_Data extract_.
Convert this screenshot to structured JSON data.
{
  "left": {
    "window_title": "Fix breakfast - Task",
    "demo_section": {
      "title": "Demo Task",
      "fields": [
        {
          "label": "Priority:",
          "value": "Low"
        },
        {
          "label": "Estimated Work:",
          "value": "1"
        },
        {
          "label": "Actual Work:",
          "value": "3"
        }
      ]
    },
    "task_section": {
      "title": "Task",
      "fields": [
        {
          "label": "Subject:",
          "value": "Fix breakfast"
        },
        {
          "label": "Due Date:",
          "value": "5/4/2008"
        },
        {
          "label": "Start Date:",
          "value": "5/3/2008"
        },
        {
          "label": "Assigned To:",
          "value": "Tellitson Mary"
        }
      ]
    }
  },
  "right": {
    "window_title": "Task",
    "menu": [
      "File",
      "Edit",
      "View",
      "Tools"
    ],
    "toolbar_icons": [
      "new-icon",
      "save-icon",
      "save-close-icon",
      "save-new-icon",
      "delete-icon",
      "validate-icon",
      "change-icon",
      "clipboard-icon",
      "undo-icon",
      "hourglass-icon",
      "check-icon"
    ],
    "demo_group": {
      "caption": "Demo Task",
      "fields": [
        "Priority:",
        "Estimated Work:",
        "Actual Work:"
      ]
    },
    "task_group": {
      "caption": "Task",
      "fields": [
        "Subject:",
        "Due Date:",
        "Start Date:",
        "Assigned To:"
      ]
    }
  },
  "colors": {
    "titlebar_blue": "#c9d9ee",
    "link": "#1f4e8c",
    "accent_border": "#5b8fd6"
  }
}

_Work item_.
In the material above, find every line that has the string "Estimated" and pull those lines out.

_Expected output_.
          "label": "Estimated Work:",
        "Estimated Work:",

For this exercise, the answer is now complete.